• PROVIDED RECORDS:
■ ■ ■ ■ ■

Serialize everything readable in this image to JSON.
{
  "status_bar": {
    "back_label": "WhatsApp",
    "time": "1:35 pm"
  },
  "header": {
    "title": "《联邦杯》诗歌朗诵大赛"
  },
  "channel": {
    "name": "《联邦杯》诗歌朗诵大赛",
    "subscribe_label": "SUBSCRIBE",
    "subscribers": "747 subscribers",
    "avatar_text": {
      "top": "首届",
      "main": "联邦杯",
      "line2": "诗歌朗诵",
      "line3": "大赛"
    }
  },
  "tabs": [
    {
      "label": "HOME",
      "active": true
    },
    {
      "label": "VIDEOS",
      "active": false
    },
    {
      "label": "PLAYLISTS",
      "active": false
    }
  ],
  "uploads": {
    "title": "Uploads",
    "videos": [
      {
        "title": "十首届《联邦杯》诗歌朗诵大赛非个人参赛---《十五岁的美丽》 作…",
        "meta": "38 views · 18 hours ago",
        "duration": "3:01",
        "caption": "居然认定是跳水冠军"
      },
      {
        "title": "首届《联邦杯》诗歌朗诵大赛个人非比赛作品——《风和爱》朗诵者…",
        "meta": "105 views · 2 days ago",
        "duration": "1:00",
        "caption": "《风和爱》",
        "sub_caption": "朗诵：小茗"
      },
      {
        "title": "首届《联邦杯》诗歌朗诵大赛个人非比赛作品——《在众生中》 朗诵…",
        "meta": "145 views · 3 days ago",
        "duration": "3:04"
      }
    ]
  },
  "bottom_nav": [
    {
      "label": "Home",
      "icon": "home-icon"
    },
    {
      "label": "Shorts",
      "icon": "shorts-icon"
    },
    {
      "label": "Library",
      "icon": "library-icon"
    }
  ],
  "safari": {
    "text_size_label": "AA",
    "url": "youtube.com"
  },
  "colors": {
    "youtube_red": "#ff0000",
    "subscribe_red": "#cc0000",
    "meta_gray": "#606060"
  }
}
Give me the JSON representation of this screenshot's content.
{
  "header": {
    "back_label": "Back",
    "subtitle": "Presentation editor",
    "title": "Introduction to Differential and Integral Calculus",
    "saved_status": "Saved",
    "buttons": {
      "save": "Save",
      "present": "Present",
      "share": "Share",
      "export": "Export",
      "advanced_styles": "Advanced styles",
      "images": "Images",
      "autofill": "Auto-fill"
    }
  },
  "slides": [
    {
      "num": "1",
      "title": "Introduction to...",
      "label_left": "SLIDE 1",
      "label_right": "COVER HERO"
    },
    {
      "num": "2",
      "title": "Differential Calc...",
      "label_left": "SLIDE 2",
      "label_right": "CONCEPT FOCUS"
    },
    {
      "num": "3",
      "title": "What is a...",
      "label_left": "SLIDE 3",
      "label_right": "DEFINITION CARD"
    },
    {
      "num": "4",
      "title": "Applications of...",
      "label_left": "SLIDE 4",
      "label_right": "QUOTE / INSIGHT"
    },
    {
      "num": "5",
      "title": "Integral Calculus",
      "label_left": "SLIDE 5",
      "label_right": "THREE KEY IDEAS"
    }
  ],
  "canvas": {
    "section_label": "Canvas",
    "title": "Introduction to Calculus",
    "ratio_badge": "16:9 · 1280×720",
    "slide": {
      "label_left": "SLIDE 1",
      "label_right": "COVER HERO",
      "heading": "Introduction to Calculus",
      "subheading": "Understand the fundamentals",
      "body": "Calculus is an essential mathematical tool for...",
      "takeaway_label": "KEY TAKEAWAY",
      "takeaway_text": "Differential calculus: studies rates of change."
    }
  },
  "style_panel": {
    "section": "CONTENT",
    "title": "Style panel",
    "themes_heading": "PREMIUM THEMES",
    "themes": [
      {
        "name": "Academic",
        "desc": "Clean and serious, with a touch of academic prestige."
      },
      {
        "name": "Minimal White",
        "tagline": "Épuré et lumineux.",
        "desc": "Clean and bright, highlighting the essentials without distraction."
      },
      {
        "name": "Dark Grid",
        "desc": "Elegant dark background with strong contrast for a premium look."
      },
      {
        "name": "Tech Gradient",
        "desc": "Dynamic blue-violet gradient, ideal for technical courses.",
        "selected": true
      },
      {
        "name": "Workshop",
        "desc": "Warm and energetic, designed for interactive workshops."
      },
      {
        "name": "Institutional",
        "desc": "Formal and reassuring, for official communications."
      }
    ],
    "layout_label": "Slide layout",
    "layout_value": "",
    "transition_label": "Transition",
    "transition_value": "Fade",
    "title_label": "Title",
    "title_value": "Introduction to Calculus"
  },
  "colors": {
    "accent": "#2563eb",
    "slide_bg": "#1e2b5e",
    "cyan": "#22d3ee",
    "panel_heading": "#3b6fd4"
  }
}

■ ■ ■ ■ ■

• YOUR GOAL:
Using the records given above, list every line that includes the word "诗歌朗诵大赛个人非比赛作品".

• TASK SOLUTION:
        "title": "首届《联邦杯》诗歌朗诵大赛个人非比赛作品——《风和爱》朗诵者…",
        "title": "首届《联邦杯》诗歌朗诵大赛个人非比赛作品——《在众生中》 朗诵…",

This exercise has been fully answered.